A musical tribute to David Bowie, a duet for mezzo soprano and quantum supercomputer, and a showcase of robotics and coastal research will be among the highlights as Plymouth University merges the creative arts and sciences at a major festival this summer.
For the second time, Plymouth University is to be the official Creative and Cultural Partner of the Port Eliot Festival, taking place in South East Cornwall from July 28 to 31, 2016.
And as part of that, scientists from the University will be taking part in the first ever Port Eliot Science Lab, which will give festival goers the chance to explore science, see performances and take part in a range of experiments.
For the duration of the festival, the Round Room at Port Eliot will play host to numerous creative and innovative showcases, led by the University, the Eden Project and the British Science Association.
David Hotchkiss, Centre Manager for Affinity with Plymouth University, said:
“Port Eliot has always had its roots in the arts, but as a forward thinking and innovative festival, adding science into the mix is a perfect combination. It provides us with an enhanced opportunity to showcase the creative talent and imagination in evidence among the University’s academic community, as well as providing our emerging talent teams with access to unprecedented levels of thought leadership, increasing their employability.”
The Science Lab will feature a range of elements involving academics from the University, including:
- Superposition, created by Dr Alexis Kirke, is the first ever live artistic performance using a quantum computer.

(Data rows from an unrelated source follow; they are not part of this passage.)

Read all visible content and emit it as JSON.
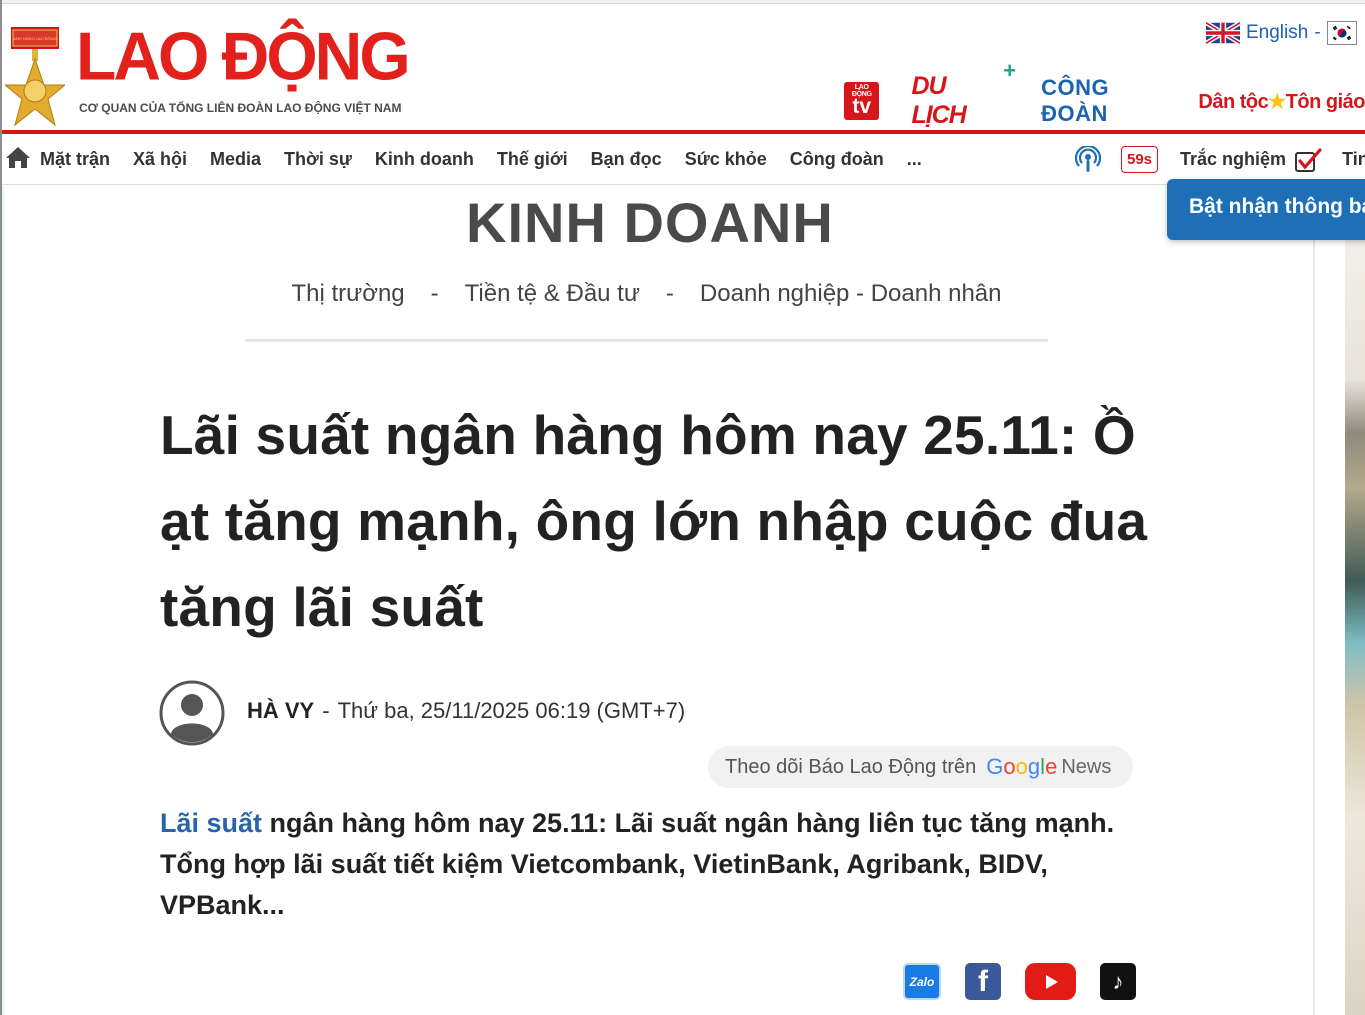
{
  "header": {
    "logo_text": "LAO ĐỘNG",
    "logo_star": "★",
    "tagline": "CƠ QUAN CỦA TỔNG LIÊN ĐOÀN LAO ĐỘNG VIỆT NAM",
    "medal_text": "ANH HÙNG LAO ĐỘNG",
    "language": {
      "label": "English",
      "separator": "-"
    },
    "partners": {
      "tv_small": "LAO ĐỘNG",
      "tv_big": "tv",
      "dulich": "DU LỊCH",
      "dulich_plus": "+",
      "congdoan": "CÔNG ĐOÀN",
      "dantoc_a": "Dân tộc",
      "dantoc_star": "★",
      "dantoc_b": "Tôn giáo"
    }
  },
  "nav": {
    "items": [
      "Mặt trận",
      "Xã hội",
      "Media",
      "Thời sự",
      "Kinh doanh",
      "Thế giới",
      "Bạn đọc",
      "Sức khỏe",
      "Công đoàn",
      "..."
    ],
    "timer": "59s",
    "quiz": "Trắc nghiệm",
    "more_right": "Tin"
  },
  "notify_button": "Bật nhận thông báo",
  "section": {
    "title": "KINH DOANH",
    "subnav": [
      "Thị trường",
      "Tiền tệ & Đầu tư",
      "Doanh nghiệp - Doanh nhân"
    ],
    "separator": "-"
  },
  "article": {
    "headline": "Lãi suất ngân hàng hôm nay 25.11: Ồ ạt tăng mạnh, ông lớn nhập cuộc đua tăng lãi suất",
    "author": "HÀ VY",
    "byline_dash": "-",
    "date": "Thứ ba, 25/11/2025 06:19 (GMT+7)",
    "google_news": {
      "prefix": "Theo dõi Báo Lao Động trên",
      "google": "Google",
      "news": "News"
    },
    "sapo_link": "Lãi suất",
    "sapo_text": " ngân hàng hôm nay 25.11: Lãi suất ngân hàng liên tục tăng mạnh. Tổng hợp lãi suất tiết kiệm Vietcombank, VietinBank, Agribank, BIDV, VPBank..."
  },
  "social": {
    "zalo": "Zalo",
    "facebook": "f",
    "tiktok": "♪"
  },
  "colors": {
    "brand_red": "#d7161b",
    "brand_blue": "#1f6fb6",
    "link_blue": "#2a64a8"
  },
  "icons": [
    "home-icon",
    "podcast-icon",
    "check-icon",
    "uk-flag-icon",
    "kr-flag-icon",
    "avatar-icon",
    "youtube-icon"
  ]
}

It sees the voice of mezzo soprano Juliette Pochin being picked up by a microphone and sent to the $15million quantum computer at the University of Southern California. It is then turned into sounds back in the performance venue;

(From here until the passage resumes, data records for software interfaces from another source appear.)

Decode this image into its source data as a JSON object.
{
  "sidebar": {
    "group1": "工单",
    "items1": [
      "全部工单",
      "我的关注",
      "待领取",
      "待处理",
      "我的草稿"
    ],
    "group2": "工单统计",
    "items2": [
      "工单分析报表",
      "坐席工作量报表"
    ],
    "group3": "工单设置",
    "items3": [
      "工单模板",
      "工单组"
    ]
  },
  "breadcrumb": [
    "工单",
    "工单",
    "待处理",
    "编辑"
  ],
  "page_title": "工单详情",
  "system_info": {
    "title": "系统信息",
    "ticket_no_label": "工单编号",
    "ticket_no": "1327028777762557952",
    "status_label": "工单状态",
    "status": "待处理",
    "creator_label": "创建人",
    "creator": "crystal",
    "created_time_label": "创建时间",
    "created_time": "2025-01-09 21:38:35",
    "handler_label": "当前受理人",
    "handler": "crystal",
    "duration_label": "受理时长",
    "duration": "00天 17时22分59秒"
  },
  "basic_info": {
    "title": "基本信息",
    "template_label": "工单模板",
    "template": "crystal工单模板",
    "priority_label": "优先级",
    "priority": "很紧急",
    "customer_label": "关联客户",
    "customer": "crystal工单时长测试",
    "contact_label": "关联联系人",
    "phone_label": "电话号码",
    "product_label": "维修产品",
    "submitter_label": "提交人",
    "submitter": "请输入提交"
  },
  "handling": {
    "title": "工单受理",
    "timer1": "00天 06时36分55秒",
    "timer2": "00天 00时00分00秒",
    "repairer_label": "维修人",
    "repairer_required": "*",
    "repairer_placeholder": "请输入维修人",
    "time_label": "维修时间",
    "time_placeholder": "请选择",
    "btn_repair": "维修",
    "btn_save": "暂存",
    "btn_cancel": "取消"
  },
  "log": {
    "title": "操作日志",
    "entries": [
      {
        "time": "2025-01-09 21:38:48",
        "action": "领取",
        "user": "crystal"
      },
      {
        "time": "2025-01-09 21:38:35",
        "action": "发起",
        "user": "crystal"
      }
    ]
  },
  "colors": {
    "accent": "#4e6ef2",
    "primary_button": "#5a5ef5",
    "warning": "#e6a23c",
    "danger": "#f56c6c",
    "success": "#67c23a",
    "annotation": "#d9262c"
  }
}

- The Career Sonification of David Bowie is one of the more extraordinary pieces celebrating the life and works of the global icon. Dr Alexis Kirke and electronic music pioneer Martyn Ware use statistical analyses of Bowie’s lyrics and music to create new compositions, in an effort the make the progressions of Bowie’s artistic mood and impact more understandable;
- The Cassandra Complex – devised by Dr Simon Lock – creates an interactive, electronic fortune teller that incorporates a variety of sensors to detect subtle attributes and behaviours of participants. The work uses sophisticated digital technologies and intelligent algorithms to adapt and customise the fortune-telling experience to suit the character of each user;

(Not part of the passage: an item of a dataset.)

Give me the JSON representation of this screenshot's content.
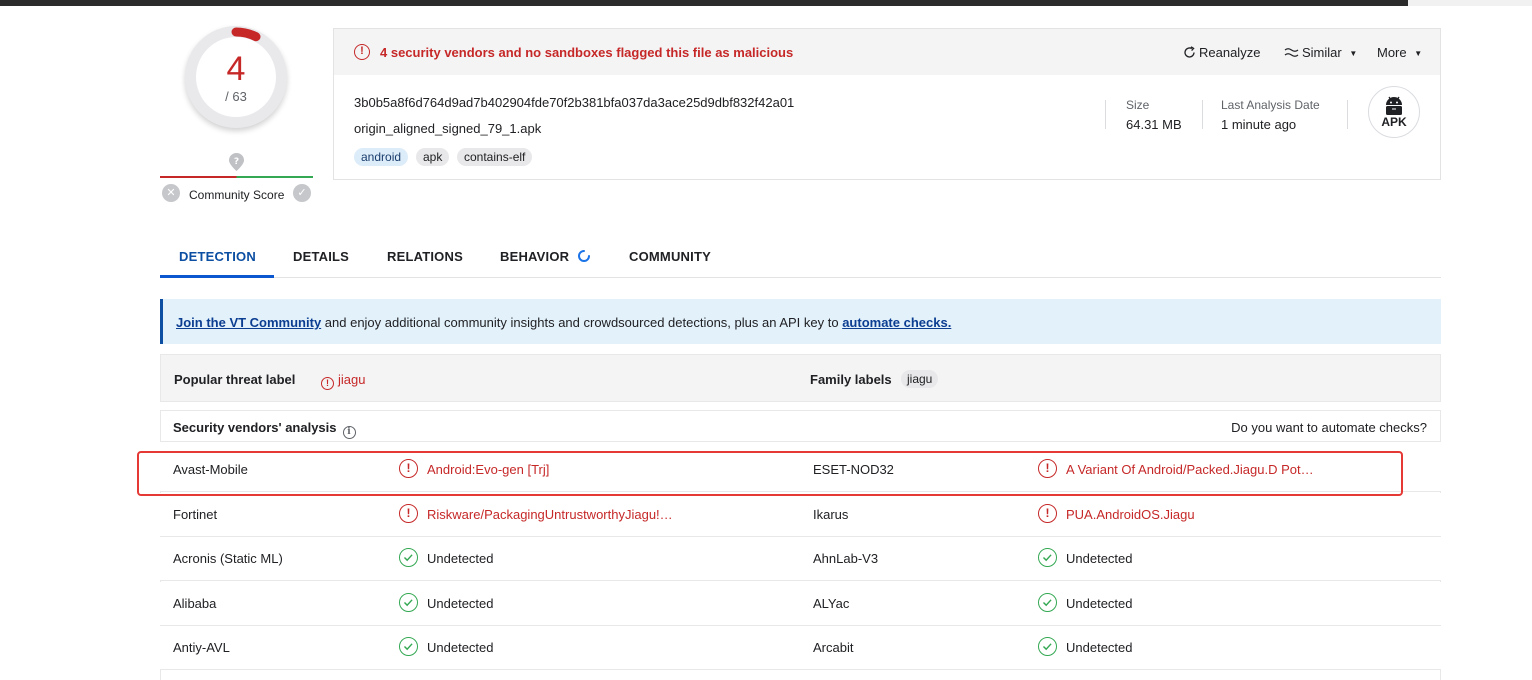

- Tony Belpaeme, Professor in Intelligent and Autonomous Control Systems, will address why social robots are so appealing in Robots! Robots! What a robot can tell us about being human. He will examine how robot builders use the human brain as inspiration when creating the next generation of robots;
- Former PhD student Claire Earlie will talk about her research in The Storms that Shook the South West. She will explain studies assessing 2014’s winter storms, which showed Devon and Cornwall’s cliffs were being physically shaken 100 times greater than anything ever recorded, causing cliff retreat over 100 times larger than the long term average;
- PhD student and British Science Association award-winning lecturer, Hazel Gibson, will explore how we think about the 'land beneath our feet' and discover what happens in the subsurface and how it can affect our lives. Her talk will be titled The Invisible World Below Your Feet: Fracking, Geology and You.
As part of the continued partnership between the University and Port Eliot, an increased range of opportunities are being coordinated for both students and the wider community.
These will include the opportunity for spatial design students to work with internationally celebrated artist and production designer Michael Howells to create the festival’s iconic Bridge over the Haha.
Students will also be working with the team behind Hole&Corner magazine and local businesses to promote knowledge exchange through words, music, comedy and a series of workshops.
Port Eliot is the South West’s foremost annual festival of surprises, a free-ranging event which places equal importance on music, words, food, fashion, flowers, walking and water. The 2016 festival will see Noel Fielding and Russell Norman rubbing shoulders with Helen Dunmore, Andrew Weatherall and Ryley Walker on a bill for which ‘more than somewhat eclectic’ would seem to be the most appropriate description.
Port Eliot Science Lab programmer Grace Craigan said:
“We have been itching to bring science to the festival as our audience has told us that they would love to get involved in science events on site. The Science Lab will be very special, both light-hearted and challenging and a chance to jump into subjects that you didn’t know you were interested in and a world that’s often weird but always fascinating. Experiments and debates will fill the room in an all-too-rare opportunity to chew over astronomy, rocket science, quantum computing and the work of David Bowie in one place.”